Rosvold is part of a project from the Norwegian University of Science and Technology which aims to develop methods to identify small bits of feather residue. It’s not always possible to tell what species the feather came from, especially if the feather is a few hundreds of years old.

“Sometimes all you can say for sure is that a feather comes from a duck,” says Rosvold — but not which kind of duck.

“It depends on how well preserved the feather is, the kind of feather and whether the species has close relatives,” he says.

Miniscule barbules, the smallest branches of a feather, are examined under a microscope to identify the kind of bird. Here are two different birds. At the bottom left is a rock ptarmigan, a type of game bird with rings around its barbules. At bottom right is a mallard with triangular growths at the ends of its barbules. Photo: Jørgen Rosvold, NTNU University Museum.

Some feathers (most downy parts of feathers) can be quite telling, allowing a clear identification of its previous owners. But sometimes, things are much more difficult, especially when differences between species are subtle.

“In some cases, if we’re unable to identify a feather beyond the family level with microscopes, we can make more headway using DNA analyses. The analyses are easier when we’ve narrowed down the range of possible birds,” says Rosvold.

An intriguing application of this study is studying the relationship early Vikings had to birds. He analyzed a pillow from a Viking grave dating from 1,200 years ago, and you can still see pigmentation in some of these feathers, as well as some distinctive features. For instance, game birds are recognizable by the rings around their barbules, while duck feathers have distinctive triangular growths. The earlier usage of pillow feathers comes from the year 570 and through the Viking era, though there is evidence that elsewhere, Romans also stuffed their pillows with feathers.

Feathers haven’t only been found in pillows, they’ve also been found in a trove of other archaeological sites, including unlikely places, such as embedded in a sword.

Feather residues in corroded iron from a Viking sword. Perhaps the sword was laid on a pillow? Photo: Jørgen Rosvold, NTNU University Museum.

But unlike today’s pillows, these ancient ones didn’t have feathers from ducks or geese. Instead, Rosvold found feathers from Europe’s largest owl. This can help archaeologists better understand the relationship between these people and the birds.
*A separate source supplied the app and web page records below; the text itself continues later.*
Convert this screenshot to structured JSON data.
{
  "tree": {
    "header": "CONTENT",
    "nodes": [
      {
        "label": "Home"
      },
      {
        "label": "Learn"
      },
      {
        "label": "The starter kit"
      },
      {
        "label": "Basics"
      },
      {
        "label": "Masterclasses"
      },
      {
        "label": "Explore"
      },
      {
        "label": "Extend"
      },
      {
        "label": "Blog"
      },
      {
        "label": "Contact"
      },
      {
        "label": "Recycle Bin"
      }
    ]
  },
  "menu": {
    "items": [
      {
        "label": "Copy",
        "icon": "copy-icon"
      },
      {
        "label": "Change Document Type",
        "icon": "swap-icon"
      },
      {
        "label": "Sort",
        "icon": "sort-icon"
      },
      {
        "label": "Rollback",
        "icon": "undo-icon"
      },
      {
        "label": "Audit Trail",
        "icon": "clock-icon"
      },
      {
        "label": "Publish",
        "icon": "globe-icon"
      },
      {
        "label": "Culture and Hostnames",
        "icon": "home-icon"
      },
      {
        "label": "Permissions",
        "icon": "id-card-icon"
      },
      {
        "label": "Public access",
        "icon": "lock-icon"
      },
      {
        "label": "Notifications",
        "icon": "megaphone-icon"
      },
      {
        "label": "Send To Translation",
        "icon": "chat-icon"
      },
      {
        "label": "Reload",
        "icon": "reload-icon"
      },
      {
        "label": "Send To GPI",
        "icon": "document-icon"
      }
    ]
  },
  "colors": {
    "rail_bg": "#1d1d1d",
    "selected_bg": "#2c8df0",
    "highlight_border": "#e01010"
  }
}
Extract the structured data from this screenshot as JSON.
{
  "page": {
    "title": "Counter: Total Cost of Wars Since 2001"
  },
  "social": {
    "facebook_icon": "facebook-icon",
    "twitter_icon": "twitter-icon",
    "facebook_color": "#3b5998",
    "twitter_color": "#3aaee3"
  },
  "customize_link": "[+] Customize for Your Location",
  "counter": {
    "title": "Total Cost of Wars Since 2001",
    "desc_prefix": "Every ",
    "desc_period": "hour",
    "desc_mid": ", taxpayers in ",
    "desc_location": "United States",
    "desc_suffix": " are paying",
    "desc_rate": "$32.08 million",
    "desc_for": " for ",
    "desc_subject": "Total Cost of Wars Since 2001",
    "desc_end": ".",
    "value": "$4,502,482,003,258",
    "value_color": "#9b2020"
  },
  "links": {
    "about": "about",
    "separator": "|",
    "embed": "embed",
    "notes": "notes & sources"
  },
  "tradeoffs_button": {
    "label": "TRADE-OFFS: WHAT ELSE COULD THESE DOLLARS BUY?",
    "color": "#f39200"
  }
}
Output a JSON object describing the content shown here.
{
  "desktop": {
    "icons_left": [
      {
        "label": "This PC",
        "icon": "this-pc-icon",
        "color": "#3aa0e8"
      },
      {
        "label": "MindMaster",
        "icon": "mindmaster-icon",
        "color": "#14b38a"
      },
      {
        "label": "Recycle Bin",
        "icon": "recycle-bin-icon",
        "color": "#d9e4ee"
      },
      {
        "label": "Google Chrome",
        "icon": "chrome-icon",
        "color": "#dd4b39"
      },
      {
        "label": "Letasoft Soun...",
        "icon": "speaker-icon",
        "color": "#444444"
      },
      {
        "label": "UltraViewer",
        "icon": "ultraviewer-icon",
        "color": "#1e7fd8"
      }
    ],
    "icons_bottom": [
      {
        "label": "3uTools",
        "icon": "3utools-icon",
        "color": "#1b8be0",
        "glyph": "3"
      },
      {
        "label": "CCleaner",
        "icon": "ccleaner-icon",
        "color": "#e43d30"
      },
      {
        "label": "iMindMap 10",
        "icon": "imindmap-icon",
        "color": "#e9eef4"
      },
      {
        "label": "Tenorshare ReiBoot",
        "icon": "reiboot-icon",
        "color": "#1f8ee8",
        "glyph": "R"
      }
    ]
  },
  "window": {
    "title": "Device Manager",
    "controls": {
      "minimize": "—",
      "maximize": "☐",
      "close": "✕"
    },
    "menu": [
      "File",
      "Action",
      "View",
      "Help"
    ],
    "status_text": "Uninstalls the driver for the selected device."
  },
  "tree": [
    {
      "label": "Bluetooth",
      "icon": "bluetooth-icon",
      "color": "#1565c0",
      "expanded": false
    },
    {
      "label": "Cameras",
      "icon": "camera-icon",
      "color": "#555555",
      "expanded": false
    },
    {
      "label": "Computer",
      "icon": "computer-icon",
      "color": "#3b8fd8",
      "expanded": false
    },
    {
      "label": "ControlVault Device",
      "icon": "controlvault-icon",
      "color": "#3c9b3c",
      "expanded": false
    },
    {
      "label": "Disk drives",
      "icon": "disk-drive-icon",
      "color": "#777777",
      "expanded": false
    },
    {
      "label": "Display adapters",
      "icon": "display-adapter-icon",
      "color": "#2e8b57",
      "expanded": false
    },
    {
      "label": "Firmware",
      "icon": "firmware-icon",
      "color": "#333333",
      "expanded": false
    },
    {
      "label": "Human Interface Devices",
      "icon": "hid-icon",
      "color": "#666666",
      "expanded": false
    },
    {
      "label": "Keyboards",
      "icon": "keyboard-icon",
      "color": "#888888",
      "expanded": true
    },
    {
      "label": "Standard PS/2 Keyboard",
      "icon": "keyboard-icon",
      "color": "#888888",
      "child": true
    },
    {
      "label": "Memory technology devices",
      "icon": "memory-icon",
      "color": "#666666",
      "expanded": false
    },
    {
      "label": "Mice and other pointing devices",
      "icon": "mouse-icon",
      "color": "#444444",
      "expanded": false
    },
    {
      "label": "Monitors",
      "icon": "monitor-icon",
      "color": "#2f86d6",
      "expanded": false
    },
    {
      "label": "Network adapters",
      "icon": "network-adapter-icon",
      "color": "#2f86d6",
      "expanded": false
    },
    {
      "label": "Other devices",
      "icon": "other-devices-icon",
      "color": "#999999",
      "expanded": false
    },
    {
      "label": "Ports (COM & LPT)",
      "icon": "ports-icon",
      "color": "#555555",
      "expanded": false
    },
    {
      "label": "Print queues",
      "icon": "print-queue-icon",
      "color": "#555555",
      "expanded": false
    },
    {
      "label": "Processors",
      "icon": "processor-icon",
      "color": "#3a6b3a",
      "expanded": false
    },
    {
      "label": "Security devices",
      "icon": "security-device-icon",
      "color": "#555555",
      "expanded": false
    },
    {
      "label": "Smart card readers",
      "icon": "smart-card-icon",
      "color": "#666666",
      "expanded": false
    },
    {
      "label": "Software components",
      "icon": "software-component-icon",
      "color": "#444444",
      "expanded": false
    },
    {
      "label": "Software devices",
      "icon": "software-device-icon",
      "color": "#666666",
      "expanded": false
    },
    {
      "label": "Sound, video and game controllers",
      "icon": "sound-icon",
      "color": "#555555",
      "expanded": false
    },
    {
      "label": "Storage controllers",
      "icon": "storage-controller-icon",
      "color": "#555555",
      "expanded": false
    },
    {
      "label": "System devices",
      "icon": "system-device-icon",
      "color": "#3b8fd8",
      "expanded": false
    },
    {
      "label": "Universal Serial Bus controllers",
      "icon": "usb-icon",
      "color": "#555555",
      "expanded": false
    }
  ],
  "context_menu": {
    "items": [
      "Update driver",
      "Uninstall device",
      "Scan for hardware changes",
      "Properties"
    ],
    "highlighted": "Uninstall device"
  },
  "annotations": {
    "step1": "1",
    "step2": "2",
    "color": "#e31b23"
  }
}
For instance, we know that they were farming eider (large sea ducks) in central Norway, but we don’t know when they started doing so. We also don’t know exactly how this farming went, but we do know that Vikings built nesting boxes and protect the ducks, and harvested large amounts of feathers from them.

“The cooperation goes way back in time. We’ve found a few eider feathers, but also a lot of assorted feathers,” says Rosvold.

Lastly, knowing how to identify bird feathers could not only be helpful for historians but also to solve crimes or save lives, such as for investigators who need to collect evidence. Analyzing feathers from impact with planes or vehicles could also help engineers improve designs to withstand such unfortunate crashes.

It’s remarkable how much detail lies in these microscopic bits of feathers — and how much help they can provide, from Viking pillows to plane designs.